Unusual scent. I realized it after a day of wearing a little bit from a sample vial. Initially it smelled like Insolence by Guerlain. The dry down is amazing and it is a lost lasting fragrance.
This is a nice new scent. Forget the gender designation and marketing -- this is unisex.
It is intended to be a "floral oriental" but I don't get any heavy, rich notes in the dry-down -- so the "oriental" descriptor is a bit of a misnomer.
This is a nice floral -- dry, green, fresh. It is not sweet at all. The light mint and gentle clove note from the carnation give a zesty-dry quality to it. It conveys a clean, bright tone and a slightly soapy quality (in a pleasant way). The green notes keep wafting in and out. The scent is subtle but effective.

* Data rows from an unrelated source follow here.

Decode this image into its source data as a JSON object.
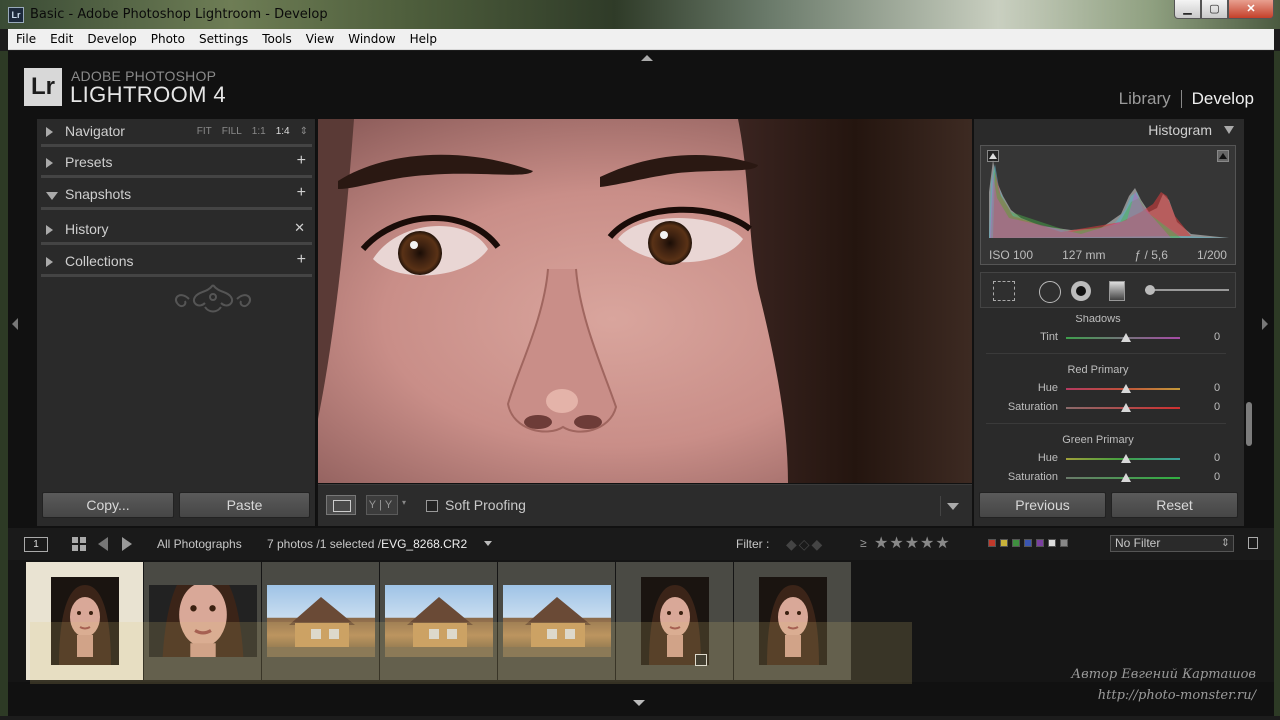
{
  "window": {
    "title": "Basic - Adobe Photoshop Lightroom - Develop",
    "app_icon": "Lr",
    "buttons": {
      "minimize": "▁",
      "maximize": "▢",
      "close": "✕"
    }
  },
  "menu": [
    "File",
    "Edit",
    "Develop",
    "Photo",
    "Settings",
    "Tools",
    "View",
    "Window",
    "Help"
  ],
  "identity": {
    "logo": "Lr",
    "line1": "ADOBE PHOTOSHOP",
    "line2": "LIGHTROOM 4",
    "modules": [
      {
        "label": "Library",
        "active": false
      },
      {
        "label": "Develop",
        "active": true
      }
    ]
  },
  "left_panel": {
    "navigator": {
      "label": "Navigator",
      "zoom_options": [
        "FIT",
        "FILL",
        "1:1",
        "1:4"
      ],
      "zoom_selected": "1:4",
      "zoom_arrows": "⇕"
    },
    "sections": [
      {
        "label": "Presets",
        "action": "+"
      },
      {
        "label": "Snapshots",
        "action": "+"
      },
      {
        "label": "History",
        "action": "✕"
      },
      {
        "label": "Collections",
        "action": "+"
      }
    ],
    "copy_label": "Copy...",
    "paste_label": "Paste"
  },
  "toolbar": {
    "before_after": "Y|Y",
    "dropdown_arrow": "▾",
    "soft_proofing_label": "Soft Proofing",
    "soft_proofing_checked": false
  },
  "right_panel": {
    "histogram_label": "Histogram",
    "histogram": {
      "iso": "ISO 100",
      "focal": "127 mm",
      "aperture": "ƒ / 5,6",
      "shutter": "1/200"
    },
    "adjust": [
      {
        "title": "Shadows",
        "rows": [
          {
            "name": "Tint",
            "value": "0"
          }
        ]
      },
      {
        "title": "Red Primary",
        "rows": [
          {
            "name": "Hue",
            "value": "0"
          },
          {
            "name": "Saturation",
            "value": "0"
          }
        ]
      },
      {
        "title": "Green Primary",
        "rows": [
          {
            "name": "Hue",
            "value": "0"
          },
          {
            "name": "Saturation",
            "value": "0"
          }
        ]
      }
    ],
    "previous_label": "Previous",
    "reset_label": "Reset"
  },
  "filmstrip_bar": {
    "secondary_window": "1",
    "source": "All Photographs",
    "count_prefix": "7 photos /1 selected /",
    "filename": "EVG_8268.CR2",
    "filter_label": "Filter :",
    "rating_op": "≥",
    "stars": "★★★★★",
    "color_labels": [
      "#c0392b",
      "#c9b23a",
      "#3f8f3f",
      "#3a55b0",
      "#7a3fa0",
      "#dddddd",
      "#888888"
    ],
    "no_filter": "No Filter"
  },
  "filmstrip": {
    "items": [
      {
        "kind": "portrait",
        "selected": true
      },
      {
        "kind": "portrait-wide",
        "selected": false
      },
      {
        "kind": "house",
        "selected": false
      },
      {
        "kind": "house",
        "selected": false
      },
      {
        "kind": "house",
        "selected": false
      },
      {
        "kind": "portrait",
        "selected": false,
        "badge": true
      },
      {
        "kind": "portrait",
        "selected": false
      }
    ]
  },
  "watermark": {
    "author_line1": "Автор Евгений Карташов",
    "author_line2": "http://photo-monster.ru/"
  }
}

The bottle is funky and the packaging is colourful.
I like it.